**Problem:** Scan the records for the word "ATCO". Report each line where it occurs.

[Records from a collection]

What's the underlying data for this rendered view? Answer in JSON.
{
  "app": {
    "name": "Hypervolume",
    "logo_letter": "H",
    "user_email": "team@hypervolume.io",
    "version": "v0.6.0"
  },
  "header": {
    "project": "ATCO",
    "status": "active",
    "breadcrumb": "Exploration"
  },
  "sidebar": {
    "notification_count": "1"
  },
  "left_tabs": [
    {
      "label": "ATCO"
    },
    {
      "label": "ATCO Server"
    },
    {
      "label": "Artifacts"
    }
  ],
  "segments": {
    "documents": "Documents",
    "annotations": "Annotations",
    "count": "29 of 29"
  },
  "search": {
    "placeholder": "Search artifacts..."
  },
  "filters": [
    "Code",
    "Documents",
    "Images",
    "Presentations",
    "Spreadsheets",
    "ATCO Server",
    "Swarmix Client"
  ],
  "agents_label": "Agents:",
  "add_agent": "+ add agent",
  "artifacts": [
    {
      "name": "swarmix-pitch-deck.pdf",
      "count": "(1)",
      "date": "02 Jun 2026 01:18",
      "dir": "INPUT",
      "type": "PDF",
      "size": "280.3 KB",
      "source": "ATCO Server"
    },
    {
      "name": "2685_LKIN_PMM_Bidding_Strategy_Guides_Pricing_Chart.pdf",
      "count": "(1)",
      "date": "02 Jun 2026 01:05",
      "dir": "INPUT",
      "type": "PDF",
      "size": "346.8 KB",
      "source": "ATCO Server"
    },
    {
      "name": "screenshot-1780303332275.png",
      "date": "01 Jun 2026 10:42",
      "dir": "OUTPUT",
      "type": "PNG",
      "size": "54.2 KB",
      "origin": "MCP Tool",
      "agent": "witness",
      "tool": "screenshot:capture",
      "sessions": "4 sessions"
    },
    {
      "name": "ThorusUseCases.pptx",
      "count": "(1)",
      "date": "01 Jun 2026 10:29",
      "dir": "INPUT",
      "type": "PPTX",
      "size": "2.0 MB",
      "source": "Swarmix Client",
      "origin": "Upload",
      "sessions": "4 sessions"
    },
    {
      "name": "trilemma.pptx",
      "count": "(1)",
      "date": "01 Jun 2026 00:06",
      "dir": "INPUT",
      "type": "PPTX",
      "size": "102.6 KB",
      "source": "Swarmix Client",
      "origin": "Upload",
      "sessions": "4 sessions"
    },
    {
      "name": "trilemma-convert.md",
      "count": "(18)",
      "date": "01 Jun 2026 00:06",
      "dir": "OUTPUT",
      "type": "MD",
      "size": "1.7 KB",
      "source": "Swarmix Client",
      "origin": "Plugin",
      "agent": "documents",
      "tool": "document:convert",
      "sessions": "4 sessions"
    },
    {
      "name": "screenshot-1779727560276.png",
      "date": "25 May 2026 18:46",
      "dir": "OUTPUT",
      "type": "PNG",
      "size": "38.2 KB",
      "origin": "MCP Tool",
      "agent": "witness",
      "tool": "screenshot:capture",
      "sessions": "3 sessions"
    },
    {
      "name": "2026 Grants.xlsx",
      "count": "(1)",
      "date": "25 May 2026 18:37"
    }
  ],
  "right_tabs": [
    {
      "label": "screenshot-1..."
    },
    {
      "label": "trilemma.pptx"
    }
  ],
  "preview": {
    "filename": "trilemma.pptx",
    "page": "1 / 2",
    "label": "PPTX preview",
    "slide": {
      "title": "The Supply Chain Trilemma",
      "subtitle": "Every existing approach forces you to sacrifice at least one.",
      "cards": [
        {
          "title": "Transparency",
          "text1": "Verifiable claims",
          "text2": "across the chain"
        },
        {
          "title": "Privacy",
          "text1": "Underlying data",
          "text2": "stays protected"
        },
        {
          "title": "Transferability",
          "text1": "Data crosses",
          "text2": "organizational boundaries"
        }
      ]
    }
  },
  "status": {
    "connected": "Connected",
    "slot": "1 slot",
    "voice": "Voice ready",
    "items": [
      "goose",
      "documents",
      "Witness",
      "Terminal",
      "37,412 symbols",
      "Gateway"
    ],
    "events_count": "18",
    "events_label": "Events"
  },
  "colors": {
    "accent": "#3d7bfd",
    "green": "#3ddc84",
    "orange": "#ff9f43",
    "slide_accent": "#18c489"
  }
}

**Task result:**
    "project": "ATCO",
      "label": "ATCO"
      "label": "ATCO Server"
    "ATCO Server",
      "source": "ATCO Server"
      "source": "ATCO Server"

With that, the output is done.